▸ **What is required**: Scan the entries for the word "ffffff" and return every line that has it.

==========

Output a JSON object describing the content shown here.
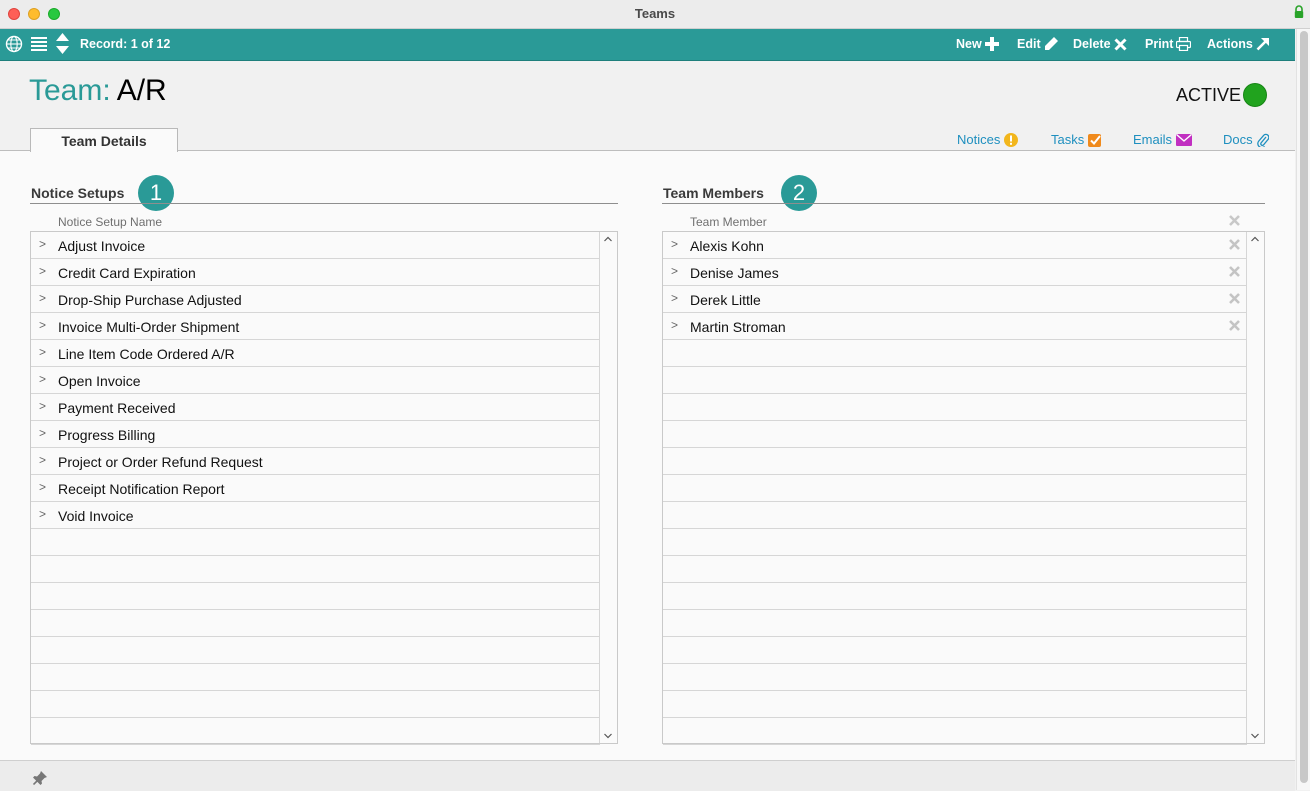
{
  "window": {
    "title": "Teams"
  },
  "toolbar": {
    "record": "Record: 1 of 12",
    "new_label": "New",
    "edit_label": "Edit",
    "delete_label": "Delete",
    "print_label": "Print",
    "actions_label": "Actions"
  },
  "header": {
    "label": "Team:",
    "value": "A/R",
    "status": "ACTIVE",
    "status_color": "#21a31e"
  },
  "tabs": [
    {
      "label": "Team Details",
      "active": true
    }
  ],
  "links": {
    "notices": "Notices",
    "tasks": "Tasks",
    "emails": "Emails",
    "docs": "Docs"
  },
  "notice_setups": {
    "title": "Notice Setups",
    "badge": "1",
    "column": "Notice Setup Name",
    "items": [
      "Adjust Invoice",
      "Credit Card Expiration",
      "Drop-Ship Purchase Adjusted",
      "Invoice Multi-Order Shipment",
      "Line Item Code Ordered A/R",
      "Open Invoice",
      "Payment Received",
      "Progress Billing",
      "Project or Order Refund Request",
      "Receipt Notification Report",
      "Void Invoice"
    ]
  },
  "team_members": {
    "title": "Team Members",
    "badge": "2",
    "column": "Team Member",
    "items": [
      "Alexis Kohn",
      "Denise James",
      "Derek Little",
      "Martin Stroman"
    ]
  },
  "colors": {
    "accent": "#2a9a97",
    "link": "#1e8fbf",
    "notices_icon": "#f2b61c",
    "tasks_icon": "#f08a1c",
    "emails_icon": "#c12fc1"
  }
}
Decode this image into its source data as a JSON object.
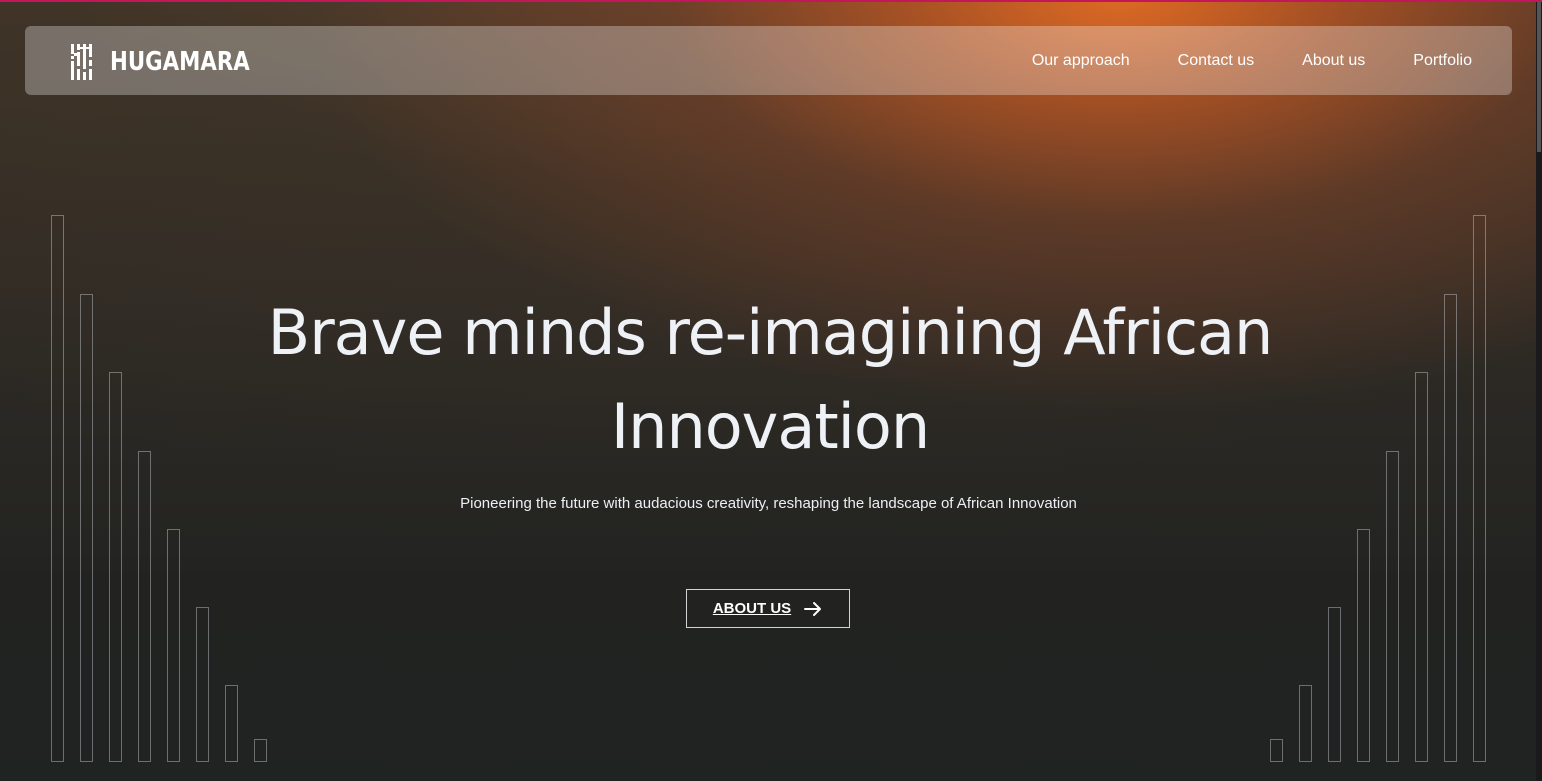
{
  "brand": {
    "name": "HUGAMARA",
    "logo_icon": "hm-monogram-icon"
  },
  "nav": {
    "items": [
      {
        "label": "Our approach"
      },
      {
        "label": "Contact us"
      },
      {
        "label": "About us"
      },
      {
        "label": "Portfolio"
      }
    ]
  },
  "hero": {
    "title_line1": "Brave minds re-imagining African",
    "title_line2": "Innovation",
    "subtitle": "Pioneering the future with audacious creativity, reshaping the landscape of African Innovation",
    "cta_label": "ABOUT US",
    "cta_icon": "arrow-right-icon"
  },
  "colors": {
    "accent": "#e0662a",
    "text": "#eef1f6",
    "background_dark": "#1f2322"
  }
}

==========

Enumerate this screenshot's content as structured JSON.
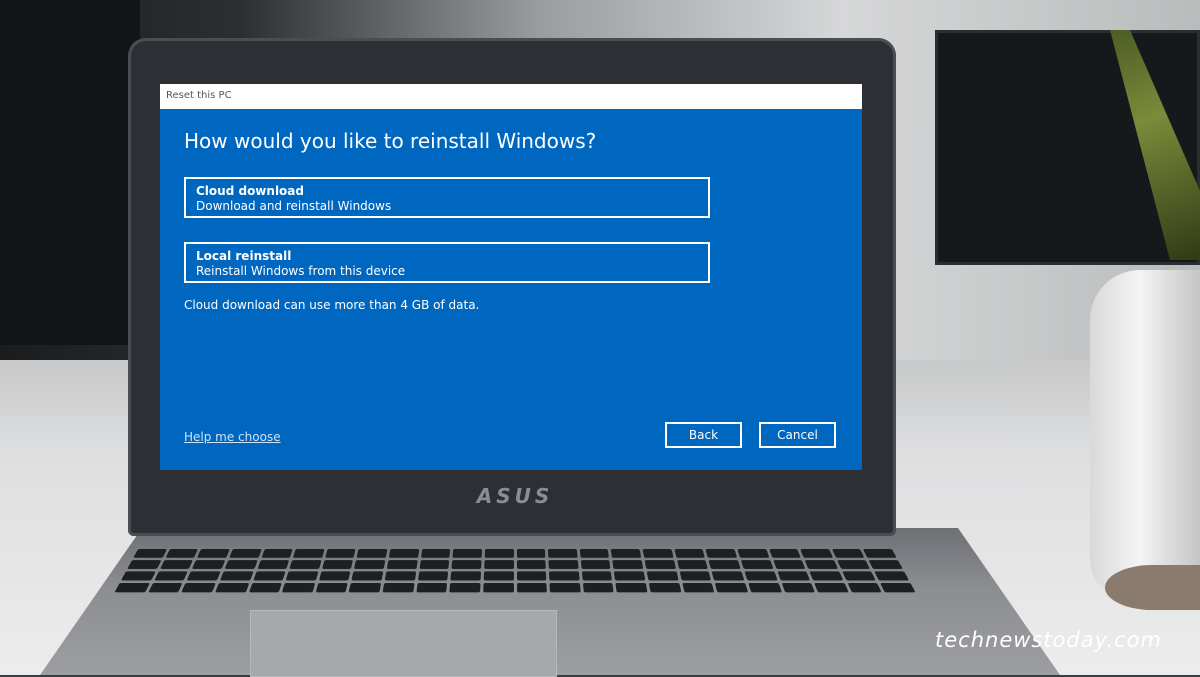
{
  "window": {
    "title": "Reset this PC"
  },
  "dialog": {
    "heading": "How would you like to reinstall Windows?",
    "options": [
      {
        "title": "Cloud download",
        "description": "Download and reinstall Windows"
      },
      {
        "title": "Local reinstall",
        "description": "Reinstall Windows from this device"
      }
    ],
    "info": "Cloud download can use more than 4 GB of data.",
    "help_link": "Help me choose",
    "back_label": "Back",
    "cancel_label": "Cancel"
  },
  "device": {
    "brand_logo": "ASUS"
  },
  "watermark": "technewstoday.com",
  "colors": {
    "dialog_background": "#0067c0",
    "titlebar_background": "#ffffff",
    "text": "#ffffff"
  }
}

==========

▸ **Solution to the exercise**:
    "titlebar_background": "#ffffff",
    "text": "#ffffff"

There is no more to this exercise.